The plus-minus sign, ±, is used as a shorthand notation for two expressions written as one, representing one expression with a plus sign, the other with a minus sign. For example, y = x ± 1 represents the two equations y = x + 1 and y = x − 1. Sometimes it is used for denoting a positive-or-negative term such as ±x.

## Arithmetic vs algebraic operations

Algebraic operations work in the same way as arithmetic operations, as can be seen in the table below.

Operation Arithmetic
Example
Algebra
Example
Comments
≡ means "equivalent to"
≢ means "not equivalent to"
Addition $(5\times 5)+5+5+3$

equivalent to:

$5^{2}+(2\times 5)+3$

$(b\times b)+b+b+a$

equivalent to:

$b^{2}+2b+a$

{\begin{aligned}2\times b&\equiv 2b\\b+b+b&\equiv 3b\\b\times b&\equiv b^{2}\end{aligned}}
Subtraction $(7\times 7)-7-5$

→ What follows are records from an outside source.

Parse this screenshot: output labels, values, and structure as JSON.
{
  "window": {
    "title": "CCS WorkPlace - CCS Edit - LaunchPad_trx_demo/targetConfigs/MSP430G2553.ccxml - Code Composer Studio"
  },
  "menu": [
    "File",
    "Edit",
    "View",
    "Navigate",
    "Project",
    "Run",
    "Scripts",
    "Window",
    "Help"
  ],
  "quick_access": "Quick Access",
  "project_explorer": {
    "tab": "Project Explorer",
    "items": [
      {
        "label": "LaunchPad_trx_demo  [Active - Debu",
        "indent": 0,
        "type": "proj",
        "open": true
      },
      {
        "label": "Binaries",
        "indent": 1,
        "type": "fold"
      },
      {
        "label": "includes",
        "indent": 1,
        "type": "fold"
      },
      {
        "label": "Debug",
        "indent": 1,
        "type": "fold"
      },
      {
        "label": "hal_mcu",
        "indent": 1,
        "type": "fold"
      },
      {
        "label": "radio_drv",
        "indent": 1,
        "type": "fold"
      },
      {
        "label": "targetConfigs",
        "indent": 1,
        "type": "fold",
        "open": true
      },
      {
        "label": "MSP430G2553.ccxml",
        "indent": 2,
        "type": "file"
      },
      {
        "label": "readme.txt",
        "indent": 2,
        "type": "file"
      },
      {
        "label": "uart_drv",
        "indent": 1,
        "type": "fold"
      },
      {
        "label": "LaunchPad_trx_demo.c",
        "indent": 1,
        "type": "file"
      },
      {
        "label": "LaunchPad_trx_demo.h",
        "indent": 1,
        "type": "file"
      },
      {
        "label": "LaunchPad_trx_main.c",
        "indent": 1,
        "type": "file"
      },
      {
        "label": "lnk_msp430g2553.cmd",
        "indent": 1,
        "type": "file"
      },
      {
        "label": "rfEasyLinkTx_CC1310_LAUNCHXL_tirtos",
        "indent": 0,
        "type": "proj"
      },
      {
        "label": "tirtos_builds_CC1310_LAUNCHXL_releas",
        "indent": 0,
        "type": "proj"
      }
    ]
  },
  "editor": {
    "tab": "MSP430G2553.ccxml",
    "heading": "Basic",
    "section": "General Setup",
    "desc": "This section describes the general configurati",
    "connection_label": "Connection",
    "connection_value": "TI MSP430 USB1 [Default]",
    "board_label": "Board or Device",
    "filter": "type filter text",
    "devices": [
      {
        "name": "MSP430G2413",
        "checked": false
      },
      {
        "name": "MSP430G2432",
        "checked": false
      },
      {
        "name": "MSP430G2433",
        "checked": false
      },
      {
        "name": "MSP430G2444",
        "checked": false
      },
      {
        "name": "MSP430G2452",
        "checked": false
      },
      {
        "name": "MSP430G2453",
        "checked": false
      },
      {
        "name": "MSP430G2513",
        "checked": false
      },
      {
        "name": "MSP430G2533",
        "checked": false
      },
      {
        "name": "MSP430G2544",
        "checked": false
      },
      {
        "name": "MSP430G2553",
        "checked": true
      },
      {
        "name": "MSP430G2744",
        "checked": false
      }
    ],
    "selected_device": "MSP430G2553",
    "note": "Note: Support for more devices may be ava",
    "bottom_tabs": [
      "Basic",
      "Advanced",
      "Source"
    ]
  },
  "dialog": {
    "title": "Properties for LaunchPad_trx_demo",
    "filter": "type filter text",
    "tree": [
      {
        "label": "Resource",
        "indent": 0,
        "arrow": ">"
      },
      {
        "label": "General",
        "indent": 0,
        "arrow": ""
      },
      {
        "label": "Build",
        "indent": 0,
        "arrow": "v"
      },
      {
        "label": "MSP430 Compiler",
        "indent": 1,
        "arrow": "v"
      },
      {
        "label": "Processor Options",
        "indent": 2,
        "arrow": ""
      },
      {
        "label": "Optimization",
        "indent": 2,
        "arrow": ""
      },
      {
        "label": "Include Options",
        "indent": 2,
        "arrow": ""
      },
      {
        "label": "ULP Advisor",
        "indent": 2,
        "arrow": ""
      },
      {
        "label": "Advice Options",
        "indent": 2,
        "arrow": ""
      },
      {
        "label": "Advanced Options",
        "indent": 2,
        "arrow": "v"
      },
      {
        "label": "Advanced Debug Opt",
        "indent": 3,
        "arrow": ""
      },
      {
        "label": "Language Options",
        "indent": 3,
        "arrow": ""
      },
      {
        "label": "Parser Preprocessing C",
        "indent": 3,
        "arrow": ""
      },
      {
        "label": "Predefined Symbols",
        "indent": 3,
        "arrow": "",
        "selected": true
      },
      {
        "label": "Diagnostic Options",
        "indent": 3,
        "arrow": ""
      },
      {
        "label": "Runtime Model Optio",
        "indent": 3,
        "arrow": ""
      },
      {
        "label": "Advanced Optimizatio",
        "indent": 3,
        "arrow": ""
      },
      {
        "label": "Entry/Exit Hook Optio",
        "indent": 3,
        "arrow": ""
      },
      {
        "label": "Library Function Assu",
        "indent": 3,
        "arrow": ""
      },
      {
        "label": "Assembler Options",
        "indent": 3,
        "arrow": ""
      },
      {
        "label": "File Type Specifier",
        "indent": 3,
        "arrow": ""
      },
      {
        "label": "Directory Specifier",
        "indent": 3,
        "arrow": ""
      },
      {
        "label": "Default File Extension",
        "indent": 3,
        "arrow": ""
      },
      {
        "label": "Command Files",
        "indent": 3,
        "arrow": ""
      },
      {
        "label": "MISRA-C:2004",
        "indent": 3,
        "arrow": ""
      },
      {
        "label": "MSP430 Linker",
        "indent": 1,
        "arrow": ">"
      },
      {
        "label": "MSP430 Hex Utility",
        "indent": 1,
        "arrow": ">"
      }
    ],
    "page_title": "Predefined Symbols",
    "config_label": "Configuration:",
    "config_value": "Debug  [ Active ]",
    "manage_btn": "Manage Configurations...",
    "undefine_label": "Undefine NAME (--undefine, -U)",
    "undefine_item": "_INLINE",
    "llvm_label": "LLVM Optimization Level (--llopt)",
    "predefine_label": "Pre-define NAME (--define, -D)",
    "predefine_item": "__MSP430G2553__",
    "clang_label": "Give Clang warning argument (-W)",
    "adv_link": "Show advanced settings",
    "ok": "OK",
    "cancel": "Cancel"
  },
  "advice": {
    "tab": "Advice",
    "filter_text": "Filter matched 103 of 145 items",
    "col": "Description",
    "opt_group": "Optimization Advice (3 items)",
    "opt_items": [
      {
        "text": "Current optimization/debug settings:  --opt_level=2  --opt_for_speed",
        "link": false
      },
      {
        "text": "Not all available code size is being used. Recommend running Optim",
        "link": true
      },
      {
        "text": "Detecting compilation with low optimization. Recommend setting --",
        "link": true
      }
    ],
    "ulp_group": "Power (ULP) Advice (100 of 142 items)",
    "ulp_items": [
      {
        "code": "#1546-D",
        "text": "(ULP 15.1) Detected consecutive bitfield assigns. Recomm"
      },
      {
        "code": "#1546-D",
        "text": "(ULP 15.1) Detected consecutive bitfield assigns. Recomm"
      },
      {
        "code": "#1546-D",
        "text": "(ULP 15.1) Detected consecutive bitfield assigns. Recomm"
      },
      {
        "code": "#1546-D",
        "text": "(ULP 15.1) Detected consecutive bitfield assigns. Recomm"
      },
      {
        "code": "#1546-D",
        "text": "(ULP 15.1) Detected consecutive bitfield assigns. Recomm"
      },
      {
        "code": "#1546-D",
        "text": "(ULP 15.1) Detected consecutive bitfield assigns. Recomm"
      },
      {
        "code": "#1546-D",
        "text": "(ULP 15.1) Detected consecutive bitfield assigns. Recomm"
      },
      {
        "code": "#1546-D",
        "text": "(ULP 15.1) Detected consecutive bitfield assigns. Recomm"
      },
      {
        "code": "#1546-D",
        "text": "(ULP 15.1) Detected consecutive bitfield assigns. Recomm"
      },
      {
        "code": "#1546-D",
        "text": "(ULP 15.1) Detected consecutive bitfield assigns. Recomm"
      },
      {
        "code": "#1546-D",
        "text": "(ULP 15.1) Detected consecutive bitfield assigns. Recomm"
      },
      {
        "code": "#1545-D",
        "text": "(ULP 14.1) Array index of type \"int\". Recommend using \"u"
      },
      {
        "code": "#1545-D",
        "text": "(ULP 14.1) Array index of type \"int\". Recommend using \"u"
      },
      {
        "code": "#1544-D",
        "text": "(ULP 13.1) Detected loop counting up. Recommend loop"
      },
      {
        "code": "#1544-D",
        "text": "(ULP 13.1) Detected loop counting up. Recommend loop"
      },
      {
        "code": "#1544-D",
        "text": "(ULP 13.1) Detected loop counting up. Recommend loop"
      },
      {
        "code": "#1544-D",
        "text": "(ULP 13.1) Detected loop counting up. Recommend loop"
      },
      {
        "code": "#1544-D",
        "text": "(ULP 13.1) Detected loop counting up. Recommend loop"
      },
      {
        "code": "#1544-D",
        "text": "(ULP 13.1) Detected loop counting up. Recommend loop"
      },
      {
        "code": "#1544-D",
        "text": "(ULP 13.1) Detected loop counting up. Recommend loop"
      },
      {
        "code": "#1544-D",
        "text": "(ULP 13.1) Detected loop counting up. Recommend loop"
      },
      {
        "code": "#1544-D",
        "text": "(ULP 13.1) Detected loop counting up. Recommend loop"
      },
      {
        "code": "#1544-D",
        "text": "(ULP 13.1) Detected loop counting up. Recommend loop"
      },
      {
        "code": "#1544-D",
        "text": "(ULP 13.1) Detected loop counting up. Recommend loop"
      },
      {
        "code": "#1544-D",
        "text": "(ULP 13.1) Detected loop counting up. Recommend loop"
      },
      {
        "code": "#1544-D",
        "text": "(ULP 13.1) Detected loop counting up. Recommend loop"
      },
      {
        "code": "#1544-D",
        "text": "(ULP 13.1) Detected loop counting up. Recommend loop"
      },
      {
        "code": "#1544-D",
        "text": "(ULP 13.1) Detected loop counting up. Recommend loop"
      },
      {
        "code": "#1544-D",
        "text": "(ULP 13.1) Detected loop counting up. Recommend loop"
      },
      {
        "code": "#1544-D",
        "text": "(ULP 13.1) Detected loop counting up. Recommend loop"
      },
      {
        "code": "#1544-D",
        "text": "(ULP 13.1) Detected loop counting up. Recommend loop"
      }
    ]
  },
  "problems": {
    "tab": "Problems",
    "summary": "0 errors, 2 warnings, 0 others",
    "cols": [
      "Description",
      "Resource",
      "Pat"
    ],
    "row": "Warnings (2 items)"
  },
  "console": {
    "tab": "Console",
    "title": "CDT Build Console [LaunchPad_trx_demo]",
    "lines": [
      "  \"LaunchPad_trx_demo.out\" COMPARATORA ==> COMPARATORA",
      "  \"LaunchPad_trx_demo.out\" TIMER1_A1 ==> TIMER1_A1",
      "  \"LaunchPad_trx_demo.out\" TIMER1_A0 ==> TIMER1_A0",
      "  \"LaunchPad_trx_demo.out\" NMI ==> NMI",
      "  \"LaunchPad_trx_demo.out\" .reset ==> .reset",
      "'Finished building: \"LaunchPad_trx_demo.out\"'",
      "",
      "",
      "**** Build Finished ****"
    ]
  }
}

equivalent to:

$7^{2}-7-5$

$(b\times b)-b-a$

equivalent to:

$b^{2}-b-a$

{\begin{aligned}b^{2}-b&\not \equiv b\\3b-b&\equiv 2b\\b^{2}-b&\equiv b(b-1)\end{aligned}}
Multiplication $3\times 5$  or

$3\ .\ 5$    or   $3\cdot 5$

or   $(3)(5)$

$a\times b$  or

$a.b$    or   $a\cdot b$

or   $ab$

$a\times a\times a$  is the same as $a^{3}$
Division   $12\div 4$  or

$12/4$  or

${\frac {12}{4}}$

$b\div a$  or

$b/a$  or

${\frac {b}{a}}$

${\frac {(a+b)}{3}}\equiv {\tfrac {1}{3}}\times (a+b)$
Exponentiation   $3^{\frac {1}{2}}$
$2^{3}$
$a^{\frac {1}{2}}$
$a^{3}$
$a^{\frac {1}{2}}$  is the same as ${\sqrt {a}}$

$a^{3}$  is the same as $a\times a\times a$

Note: the use of the letters $a$  and $b$  is arbitrary, and the examples would be equally valid if we had used $x$  and $y$ .

## Properties of arithmetic and algebraic operations

Property Arithmetic
Example
Algebra
Example
Comments
≡ means "equivalent to"
≢ means "not equivalent to"
Commutativity $3+5=5+3$
$3\times 5=5\times 3$
$a+b=b+a$
$a\times b=b\times a$
Addition and multiplication are
commutative and associative
Subtraction and division are not:

e.g. $(a-b)\not \equiv (b-a)$

Associativity $(3+5)+7=3+(5+7)$
$(3\times 5)\times 7=3\times (5\times 7)$
$(a+b)+c=a+(b+c)$
$(a\times b)\times c=a\times (b\times c)$